- An example of saddle is to put a padded cover on a bicycle seat.
- An example of saddle is to take out a second mortgage which will increase the monthly mortgage loan payment; to saddle yourself with an increased payment.
- a seat for a rider on a horse, bicycle, etc., usually padded and traditionally of leather, and generally straddled in riding
- a padded part of a harness worn over a horse's back to hold the shafts
- the part of an animal's back where a saddle is placed
- anything suggesting a saddle, as in form, placement, etc.
- a ridge between two peaks or summits
- a cut of lamb, venison, etc., including part of the backbone and the two loins
- the rear part of the back of a fowl
Origin of saddleMiddle English sadel from Old English sadol, akin to German sattel from Germanic an unverified form sathula, via uncertain or unknown; perhaps Old Church Slavonic an unverified form sedulo- from Indo-European base an unverified form sed-, to sit
transitive verb-·dled, -·dling
- to put a saddle upon
- to load or encumber, as with a burden
- to impose as a burden, obligation, etc.
back in the saddle
in the saddle
- seated on a saddle
- in a position of control
- a. A leather seat for a rider, secured on an animal's back by a girth. Also called Also called regionally rig .b. Similar tack used for attaching a pack to an animal.c. The padded part of a driving harness fitting over a horse's back.d. The seat of a bicycle, motorcycle, or similar vehicle.e. Something shaped like a saddle.
- a. A cut of meat consisting of part of the backbone and both loins.b. The lower part of a male fowl's back.
- a. A saddle-shaped depression in the ridge of a hill.b. A ridge between two peaks.
- See cricket4.
verbsad·dled, sad·dling, sad·dles
- To put a saddle onto.
- To load or burden; encumber: They were saddled with heavy expenses.
- To saddle a horse.
- To get into a saddle; mount a horse. Often used with up.
Origin of saddleMiddle English sadel from Old English sadol ; see sed- in Indo-European roots.
- A seat (tack) for a rider placed on the back of a horse or other animal
- An item of harness (harness saddle) placed on the back of a horse or other animal
- A seat on a bicycle, motorcycle etc
- A cut of meat that includes both loins and part of the backbone
- A ridge, in the shape of a saddle, between two hills.
- The raised floorboard in a doorway.
- (construction) A small tapered/sloped area structure that helps channel surface water to drains.
- (nautical) A block of wood, usually fastened to one spar and shaped to receive the end of another.
- (engineering) A part, such as a flange, which is hollowed out to fit upon a convex surface and serve as a means of attachment or support.
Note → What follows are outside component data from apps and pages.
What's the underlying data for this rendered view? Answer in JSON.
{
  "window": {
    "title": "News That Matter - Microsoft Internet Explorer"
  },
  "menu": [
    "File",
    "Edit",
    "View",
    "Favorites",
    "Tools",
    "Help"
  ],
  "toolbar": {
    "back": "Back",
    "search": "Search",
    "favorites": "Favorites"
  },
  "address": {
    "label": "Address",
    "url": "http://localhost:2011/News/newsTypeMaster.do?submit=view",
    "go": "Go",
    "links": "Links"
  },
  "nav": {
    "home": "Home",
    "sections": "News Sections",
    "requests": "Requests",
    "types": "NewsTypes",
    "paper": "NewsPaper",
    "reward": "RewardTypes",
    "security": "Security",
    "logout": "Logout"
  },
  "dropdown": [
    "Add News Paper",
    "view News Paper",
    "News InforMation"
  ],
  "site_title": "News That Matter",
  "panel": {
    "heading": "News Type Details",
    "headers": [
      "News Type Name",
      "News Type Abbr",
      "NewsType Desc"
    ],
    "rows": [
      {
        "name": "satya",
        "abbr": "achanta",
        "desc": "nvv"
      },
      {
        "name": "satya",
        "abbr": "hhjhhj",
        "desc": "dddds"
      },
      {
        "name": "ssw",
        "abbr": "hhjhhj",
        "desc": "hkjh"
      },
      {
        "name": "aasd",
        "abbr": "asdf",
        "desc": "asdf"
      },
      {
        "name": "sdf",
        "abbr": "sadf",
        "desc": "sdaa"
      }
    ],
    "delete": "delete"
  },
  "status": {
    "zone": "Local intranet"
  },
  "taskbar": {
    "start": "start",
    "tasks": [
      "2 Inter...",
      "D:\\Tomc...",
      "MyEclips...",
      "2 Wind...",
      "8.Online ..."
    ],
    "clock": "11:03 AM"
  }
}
- The clitellus of an earthworm.
(third-person singular simple present saddles, present participle saddling, simple past and past participle saddled)
Old English sadolian